DOE Explores Viability of Reopening Elementary Schools for In-Person Learning in Fourth Quarter
The state Department of Education is looking into the possibility of reopening elementary schools for in-person instruction for the final quarter of this school year.
“Our tri-level leadership team is exploring the viability of being able to safely open all, most or some of our elementary schools for daily in-person learning during the fourth quarter,” said Superintendent Dr. Christina Kishimoto in a statement this afternoon.
Kishimoto discussed reopening plans for the state’s youngest learners in an effort to determine if the department can provide them with an opportunity to have some in-person instruction before the academic year concludes.
“This will take tremendous planning and effort in a short amount of time to ensure any reopening plans continue to prioritize the health and safety of students and staff,” said Kishimoto, noting that the fourth quarter begins on March 22, following the conclusion of Spring Break.
“We are putting together a detailed plan, and will continue to engage our partners and discuss where we are during the March 4 Board of Education meeting,” she said.
Dr. Sarah Kemble, state epidemiologist, sent a letter to US Senator Brian Schatz and Department of Education colleagues today in support of the DOE’s efforts to reopen schools for in-person learning.
“The Hawaiʻi Department of Health recognizes multiple health benefits of children and attending school in person, including first and foremost the fundamental links between education and long-term health outcomes,” Dr. Kemble wrote. “In-person instruction is particularly important for younger children and those with special educational needs.
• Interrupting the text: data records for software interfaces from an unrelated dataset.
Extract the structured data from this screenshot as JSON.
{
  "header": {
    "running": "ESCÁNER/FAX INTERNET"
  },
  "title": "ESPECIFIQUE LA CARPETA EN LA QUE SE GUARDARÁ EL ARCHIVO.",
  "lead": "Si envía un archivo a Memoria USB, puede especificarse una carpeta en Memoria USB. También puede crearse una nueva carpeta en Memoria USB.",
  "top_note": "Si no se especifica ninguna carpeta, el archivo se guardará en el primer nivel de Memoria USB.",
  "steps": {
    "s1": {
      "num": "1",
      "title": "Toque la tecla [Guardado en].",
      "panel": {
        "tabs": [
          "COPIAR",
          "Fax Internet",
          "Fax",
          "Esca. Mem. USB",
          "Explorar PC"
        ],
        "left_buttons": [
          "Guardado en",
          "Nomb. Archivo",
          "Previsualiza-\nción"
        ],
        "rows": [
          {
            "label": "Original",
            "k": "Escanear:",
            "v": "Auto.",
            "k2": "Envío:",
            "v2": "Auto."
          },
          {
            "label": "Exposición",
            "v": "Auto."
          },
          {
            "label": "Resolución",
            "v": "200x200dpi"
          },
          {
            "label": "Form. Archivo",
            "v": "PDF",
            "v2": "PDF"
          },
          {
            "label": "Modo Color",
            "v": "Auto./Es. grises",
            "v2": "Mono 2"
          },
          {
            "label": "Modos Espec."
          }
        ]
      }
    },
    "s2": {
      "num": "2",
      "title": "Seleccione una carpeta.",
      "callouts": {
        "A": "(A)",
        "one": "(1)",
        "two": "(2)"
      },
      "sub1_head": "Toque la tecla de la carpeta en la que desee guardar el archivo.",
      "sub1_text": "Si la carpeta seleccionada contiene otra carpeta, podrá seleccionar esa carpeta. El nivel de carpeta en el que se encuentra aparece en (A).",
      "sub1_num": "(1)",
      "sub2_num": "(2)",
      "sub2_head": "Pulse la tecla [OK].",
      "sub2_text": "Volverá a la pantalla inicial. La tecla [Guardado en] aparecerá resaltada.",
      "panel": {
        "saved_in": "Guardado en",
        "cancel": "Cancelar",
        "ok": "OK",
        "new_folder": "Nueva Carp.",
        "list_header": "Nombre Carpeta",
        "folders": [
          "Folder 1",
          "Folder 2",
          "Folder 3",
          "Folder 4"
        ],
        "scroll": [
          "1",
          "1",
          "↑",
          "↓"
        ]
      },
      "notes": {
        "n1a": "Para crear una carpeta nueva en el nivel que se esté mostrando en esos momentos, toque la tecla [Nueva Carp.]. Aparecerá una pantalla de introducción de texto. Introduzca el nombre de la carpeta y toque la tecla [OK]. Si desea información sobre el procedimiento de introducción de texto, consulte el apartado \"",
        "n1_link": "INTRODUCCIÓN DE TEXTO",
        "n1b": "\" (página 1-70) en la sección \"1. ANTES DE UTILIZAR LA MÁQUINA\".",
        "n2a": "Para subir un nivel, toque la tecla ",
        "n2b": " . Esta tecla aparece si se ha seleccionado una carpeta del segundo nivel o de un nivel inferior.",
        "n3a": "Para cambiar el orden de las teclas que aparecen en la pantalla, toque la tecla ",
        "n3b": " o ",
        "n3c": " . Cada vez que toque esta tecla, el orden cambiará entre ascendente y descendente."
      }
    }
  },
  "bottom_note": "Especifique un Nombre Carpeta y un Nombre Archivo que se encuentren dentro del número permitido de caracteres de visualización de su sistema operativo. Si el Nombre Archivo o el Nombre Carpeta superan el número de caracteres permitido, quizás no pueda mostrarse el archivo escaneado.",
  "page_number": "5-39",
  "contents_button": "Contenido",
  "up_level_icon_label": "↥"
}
Social and emotional support resources made available on school campuses are also critical to the health of our keiki, and for some families, food security is provided through school meal programs.”
She said all of these factors must be considered in the overall health benefits of in-person learning.
“As we have learned more about COVID-19 and schools, we have also learned that schools are not, as initially anticipated, amplifiers of COVID-19 transmission. Rather,” she said, “schools are one of the safest environments for children when it comes to COVID-19. Schools that have implemented mitigation measures are able to control COVID-19 transmission better than many community settings, where children may interact in less structured ways or attend gatherings with their families. For all of these reasons, DOH supports the Department of Education in returning to in-person learning as soon as possible.”
According to Dr. Kemble, the DOH published guidance for schools in September of 2020, and updated this guidance in October of the same year.
While the intent was to outline mitigation in school settings and suggest thresholds for moving between different learning models, she said these thresholds are provided as a “framework” and are “not meant to be prescriptive.”
“DOH has reviewed the newly released CDC guidance and finds it is very similar to existing DOH guidance as far as defining risk thresholds and in the types of mitigation measures recommended,” Dr. Kemble wrote.
According to the letter, Dr. Kemble acknowledged that not every school can accomplish 6-foot distancing at all times while bringing classrooms back to full capacity. “We encourage those schools to implement all OTHER mitigation measures to the full extent possible, to provide a layered mitigation approach that will still maximize safety.”
Health officials say that while vaccination of teachers and staff is not a prerequisite for in-person learning, it is being offered statewide, providing increased readiness.
Dr. Kemble called this transition for elementary students appropriate and said it “can give schools confidence in their ability to move forward with bringing older students back to campus as well.”